I hadn't been to Florida in many years, and each time I visit I recall how my family came  every winter when I was just a small girl, back in the 1940s and early 50s, driving down to St. Petersburg Beach from southern Michigan, where my father was a Chris-Craft dealer.  Occasionally, he'd be hauling a motor yacht (Chris-Craft used to build their big boats in Algonac, Michigan) to deliver to a customer in Florida.  We would then stay in Florida for some weeks, since my father's marina didn't have much business during a Michigan winter.

We'd head south out of Michigan through Indiana, Kentucky, Tennessee, and Georgia before reaching Florida,  a three-day trip traveling two-lane blacktops that took us through every town and hamlet along the way.  This was long before interstate highways or chain restaurants or motels, and we spent the nights in tourist homes or roadside cabins that I, a small child, found delightfully cute but which often horrified my mom with their inadequate housekeeping.

In pre-McDonald's America, local food was definitely distinctive to each region. There was country ham in Kentucky, hard and salty, with red-eye gravy for sopping your breakfast biscuits.  We definitely knew we'd arrived "down south" when grits appeared with our breakfast eggs even though we'd not ordered them.  My dad couldn't wait to hit Tennessee, when we'd all have to keep alert for signs advertising "Genuine Pit Bar-B-Q!"  Georgia meant roadside pecan stands, where we could find coconut candy and peach preserves as well as pecan pralines, and Florida brought citrus groves where we would get fresh-squeezed OJ as well as sticky hands and faces from gorging on sweet Temple oranges.

My dad would launch the yacht at a marina on Tampa Bay, and I recall docks encrusted with barnacles and sentried by pelicans perching on every pier post.  There were mud flats aswarm with fiddler crabs that disappeared down their holes in a flash at the slightest footfall, and dockside cats that actually went in the water after fish, so their fur was stiff with salt.  We could get fish fry or shrimp and hush puppies at lots of dockside shacks, and my grown-up palate still longs for those sweet crispy shrimp that I have never been able to find again.  I also recall that Tampa was then the center of Cuban life in America, and we feasted there on Garbanzo-bean soup, Cuban sandwiches, and coconut ice cream.

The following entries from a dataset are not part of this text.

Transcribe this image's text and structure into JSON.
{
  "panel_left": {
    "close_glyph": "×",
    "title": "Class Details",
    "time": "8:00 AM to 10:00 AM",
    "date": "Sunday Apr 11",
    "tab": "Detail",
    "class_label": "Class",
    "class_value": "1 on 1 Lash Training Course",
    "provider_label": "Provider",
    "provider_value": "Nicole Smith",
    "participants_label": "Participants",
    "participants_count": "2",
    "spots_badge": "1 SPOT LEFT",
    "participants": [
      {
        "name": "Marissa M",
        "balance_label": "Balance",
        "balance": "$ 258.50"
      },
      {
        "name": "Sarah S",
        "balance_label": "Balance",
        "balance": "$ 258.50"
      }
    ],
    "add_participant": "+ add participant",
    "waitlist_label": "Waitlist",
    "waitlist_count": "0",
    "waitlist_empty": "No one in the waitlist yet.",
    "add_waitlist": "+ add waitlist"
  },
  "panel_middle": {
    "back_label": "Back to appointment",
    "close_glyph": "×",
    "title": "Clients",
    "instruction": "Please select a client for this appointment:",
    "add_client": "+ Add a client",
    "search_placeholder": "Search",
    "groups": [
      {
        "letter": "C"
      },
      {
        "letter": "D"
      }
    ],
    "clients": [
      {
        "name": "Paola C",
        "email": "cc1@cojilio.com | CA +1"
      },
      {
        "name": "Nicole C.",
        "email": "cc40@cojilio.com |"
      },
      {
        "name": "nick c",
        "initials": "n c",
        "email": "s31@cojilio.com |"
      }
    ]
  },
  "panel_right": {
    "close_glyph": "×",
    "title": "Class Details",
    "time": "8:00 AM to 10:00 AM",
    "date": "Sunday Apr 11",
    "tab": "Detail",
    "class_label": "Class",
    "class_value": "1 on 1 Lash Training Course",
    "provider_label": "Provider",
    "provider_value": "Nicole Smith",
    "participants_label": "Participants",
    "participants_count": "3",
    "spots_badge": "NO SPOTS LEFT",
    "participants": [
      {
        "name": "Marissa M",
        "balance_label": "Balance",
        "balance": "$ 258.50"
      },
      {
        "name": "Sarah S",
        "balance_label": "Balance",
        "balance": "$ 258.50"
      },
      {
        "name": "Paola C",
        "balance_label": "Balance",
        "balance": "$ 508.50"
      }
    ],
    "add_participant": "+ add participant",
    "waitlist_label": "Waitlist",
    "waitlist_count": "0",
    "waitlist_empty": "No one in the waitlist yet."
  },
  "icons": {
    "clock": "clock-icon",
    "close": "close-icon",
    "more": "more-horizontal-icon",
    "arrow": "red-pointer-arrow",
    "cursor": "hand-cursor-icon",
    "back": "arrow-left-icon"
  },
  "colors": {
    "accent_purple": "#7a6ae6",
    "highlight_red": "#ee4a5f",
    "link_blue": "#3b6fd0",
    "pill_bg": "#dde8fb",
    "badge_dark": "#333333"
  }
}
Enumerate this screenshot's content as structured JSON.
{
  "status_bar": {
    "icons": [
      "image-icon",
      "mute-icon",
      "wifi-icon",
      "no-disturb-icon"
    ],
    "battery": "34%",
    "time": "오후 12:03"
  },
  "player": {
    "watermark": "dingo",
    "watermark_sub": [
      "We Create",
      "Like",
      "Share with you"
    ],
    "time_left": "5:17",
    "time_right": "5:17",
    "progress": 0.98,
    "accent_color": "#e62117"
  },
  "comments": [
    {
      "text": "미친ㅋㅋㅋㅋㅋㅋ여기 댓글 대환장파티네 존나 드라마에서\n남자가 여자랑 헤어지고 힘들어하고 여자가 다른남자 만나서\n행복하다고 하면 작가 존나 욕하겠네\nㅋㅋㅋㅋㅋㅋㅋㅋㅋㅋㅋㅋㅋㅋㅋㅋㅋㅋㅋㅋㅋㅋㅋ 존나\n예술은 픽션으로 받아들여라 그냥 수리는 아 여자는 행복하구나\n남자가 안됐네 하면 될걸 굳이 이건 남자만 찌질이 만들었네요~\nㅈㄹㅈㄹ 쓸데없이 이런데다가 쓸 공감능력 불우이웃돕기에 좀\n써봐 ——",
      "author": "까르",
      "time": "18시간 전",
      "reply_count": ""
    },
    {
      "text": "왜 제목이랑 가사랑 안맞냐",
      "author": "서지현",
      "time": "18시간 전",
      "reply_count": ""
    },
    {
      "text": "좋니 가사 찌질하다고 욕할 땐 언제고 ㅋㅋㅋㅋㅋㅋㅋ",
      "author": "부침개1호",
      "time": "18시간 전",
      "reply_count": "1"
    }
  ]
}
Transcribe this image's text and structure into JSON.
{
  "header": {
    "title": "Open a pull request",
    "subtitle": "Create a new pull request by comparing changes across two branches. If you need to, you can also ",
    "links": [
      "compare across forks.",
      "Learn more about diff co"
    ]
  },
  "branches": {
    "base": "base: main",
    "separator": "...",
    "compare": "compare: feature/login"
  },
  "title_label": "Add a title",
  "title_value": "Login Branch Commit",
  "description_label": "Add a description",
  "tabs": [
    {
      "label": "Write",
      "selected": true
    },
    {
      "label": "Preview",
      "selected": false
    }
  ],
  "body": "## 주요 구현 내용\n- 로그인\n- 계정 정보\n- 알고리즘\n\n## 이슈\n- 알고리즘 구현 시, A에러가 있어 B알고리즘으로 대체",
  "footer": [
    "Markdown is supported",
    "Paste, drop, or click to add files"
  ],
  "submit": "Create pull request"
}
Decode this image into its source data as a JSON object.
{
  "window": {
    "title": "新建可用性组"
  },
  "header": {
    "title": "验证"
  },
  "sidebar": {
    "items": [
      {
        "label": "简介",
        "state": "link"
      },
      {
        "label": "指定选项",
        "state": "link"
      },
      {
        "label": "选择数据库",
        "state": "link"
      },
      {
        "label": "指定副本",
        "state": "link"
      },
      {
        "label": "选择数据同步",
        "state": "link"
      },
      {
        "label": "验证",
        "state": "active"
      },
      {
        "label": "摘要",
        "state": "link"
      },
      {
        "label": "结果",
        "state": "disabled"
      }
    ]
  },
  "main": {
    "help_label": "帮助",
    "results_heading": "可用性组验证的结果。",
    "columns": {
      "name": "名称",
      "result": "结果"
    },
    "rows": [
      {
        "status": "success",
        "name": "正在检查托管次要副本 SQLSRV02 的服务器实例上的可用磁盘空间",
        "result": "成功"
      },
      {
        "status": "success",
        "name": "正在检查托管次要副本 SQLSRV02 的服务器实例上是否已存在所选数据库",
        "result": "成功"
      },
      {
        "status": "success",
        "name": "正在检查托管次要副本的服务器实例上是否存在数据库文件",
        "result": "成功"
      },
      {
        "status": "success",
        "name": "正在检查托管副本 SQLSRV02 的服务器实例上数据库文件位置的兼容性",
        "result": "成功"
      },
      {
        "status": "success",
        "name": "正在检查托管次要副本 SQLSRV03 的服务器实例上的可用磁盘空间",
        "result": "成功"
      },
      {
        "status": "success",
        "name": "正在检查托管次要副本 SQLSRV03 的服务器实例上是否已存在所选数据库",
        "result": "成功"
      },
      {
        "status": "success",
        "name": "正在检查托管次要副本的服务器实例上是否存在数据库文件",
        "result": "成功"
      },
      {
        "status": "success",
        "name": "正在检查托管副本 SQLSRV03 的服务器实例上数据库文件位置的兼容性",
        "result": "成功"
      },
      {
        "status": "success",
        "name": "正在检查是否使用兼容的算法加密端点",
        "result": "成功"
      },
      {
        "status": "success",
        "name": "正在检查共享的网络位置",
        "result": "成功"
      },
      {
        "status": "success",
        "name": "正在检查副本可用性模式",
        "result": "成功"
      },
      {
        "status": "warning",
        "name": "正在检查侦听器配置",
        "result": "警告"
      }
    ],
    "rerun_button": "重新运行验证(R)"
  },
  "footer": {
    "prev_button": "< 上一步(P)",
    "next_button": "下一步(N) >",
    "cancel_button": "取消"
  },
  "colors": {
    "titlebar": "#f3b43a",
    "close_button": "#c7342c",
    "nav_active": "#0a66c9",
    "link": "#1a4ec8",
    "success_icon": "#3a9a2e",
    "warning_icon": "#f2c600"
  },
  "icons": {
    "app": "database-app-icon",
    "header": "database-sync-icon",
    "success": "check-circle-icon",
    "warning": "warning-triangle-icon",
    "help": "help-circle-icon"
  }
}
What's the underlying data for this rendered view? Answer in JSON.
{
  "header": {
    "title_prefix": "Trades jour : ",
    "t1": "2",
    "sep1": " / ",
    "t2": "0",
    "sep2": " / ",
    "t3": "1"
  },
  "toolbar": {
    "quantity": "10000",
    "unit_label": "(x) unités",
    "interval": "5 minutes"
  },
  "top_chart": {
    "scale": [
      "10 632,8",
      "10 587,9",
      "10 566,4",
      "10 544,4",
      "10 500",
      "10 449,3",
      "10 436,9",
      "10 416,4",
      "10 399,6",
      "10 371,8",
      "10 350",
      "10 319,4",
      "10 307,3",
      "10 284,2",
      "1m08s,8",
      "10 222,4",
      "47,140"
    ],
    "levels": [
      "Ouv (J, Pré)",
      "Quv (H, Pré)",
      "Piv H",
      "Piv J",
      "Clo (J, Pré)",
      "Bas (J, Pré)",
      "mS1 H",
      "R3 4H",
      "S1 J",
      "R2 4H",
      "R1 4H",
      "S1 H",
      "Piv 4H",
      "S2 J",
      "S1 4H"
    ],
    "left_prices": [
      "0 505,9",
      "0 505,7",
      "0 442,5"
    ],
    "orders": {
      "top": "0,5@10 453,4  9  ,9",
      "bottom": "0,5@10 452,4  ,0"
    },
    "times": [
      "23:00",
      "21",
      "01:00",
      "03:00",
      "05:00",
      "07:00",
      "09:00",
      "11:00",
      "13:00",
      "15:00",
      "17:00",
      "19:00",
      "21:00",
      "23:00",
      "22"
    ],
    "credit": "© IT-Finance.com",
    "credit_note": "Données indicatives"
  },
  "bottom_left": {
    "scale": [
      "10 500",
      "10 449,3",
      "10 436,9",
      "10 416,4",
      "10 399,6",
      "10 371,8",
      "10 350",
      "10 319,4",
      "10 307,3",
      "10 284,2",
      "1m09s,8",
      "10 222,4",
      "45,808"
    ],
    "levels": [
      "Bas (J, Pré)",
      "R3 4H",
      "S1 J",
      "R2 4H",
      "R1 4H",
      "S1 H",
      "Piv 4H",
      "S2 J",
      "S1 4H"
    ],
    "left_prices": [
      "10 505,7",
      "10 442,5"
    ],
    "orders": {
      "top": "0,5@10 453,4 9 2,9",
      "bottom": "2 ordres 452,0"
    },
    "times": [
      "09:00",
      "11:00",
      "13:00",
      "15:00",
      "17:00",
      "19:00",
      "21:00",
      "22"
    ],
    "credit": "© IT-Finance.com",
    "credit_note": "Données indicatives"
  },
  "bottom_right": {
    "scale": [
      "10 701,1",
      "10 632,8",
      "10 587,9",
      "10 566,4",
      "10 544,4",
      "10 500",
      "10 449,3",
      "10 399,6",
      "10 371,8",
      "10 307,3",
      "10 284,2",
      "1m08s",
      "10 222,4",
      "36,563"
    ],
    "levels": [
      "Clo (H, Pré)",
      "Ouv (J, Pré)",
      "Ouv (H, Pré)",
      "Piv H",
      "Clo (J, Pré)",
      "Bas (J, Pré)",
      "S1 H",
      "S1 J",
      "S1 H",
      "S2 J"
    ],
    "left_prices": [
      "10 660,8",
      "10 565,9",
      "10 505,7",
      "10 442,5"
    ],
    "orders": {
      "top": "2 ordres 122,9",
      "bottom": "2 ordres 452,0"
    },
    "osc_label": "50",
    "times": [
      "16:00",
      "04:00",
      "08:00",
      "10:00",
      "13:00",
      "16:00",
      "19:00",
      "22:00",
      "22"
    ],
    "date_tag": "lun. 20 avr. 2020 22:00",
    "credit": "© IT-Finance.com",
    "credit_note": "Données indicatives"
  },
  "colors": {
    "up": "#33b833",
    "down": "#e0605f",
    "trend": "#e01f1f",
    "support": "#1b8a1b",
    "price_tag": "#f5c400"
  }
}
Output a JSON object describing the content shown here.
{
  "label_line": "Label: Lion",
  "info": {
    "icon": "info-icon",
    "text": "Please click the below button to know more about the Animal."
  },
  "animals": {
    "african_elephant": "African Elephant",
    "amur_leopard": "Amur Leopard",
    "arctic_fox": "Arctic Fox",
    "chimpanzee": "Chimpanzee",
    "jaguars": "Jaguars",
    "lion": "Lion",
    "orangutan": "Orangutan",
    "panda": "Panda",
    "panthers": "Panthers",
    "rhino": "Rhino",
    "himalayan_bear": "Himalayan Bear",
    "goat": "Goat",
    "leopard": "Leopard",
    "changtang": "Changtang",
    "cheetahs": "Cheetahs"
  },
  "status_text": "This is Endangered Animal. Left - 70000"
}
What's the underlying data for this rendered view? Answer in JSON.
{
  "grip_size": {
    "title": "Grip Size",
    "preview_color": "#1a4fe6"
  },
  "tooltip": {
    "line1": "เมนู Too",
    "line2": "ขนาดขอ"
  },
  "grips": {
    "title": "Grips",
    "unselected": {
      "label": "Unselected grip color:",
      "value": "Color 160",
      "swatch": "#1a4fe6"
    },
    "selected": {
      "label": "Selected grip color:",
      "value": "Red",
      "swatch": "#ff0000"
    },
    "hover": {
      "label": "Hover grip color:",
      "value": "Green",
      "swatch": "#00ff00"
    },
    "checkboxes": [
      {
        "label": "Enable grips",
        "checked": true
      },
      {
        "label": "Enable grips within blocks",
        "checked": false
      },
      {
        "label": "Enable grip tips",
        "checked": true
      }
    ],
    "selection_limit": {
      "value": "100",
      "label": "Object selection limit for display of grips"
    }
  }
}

Yes, it definitely seemed back then that Florida was far away from home.  I'm glad we can get there much more quickly now, but the fast-food stands in the airport sure can't match the culinary adventures of driving there in the 1940s on local roads through every town and eating at local diners with local folks.


threecollie said...

I didn't get to visit Florida until the early 70s on a spring break trip with friend and dogs. I loved it then, although even at that time it was much different than now. I remember snorkeling in the Key, with parrot fish and a scary barracuda, and seeing my first anhinga. I still love it very much, but I wish I had gotten to see the version of your childhood. My family wasn't much for travel so, alas, I didn't. Thanks for sharing.

Jens Zorn said...

Thanks for your graceful recall of travel in pre-interstate days, particularly your description of regional eats!
(I'm afraid that recent political debates have re-defined "Cuban sandwich" as Rubio-Trump-Cruz on the podium.)

Unknown said...

Indeed, we have lost a lot with the "incorporation" of America. On a different note however, I have noted how the Long Island Pine Barrens resemble Central Florida ecosytems. Remove the tropical palms and the sandy soils and pine trees are very similiar..

Jens Zorn said...

Re that photograph of the live oak, your description failed to include that monster in the background!

Jacqueline Donnelly said...

Thanks for stopping by to leave your comments, dear friends. I love knowing you come along with me on my travels, and I also love the information you share with me. Regarding that "monster" you mentioned, Jens, the garden was hosting an exhibit of giant insects made from natural materials, and this was one of them.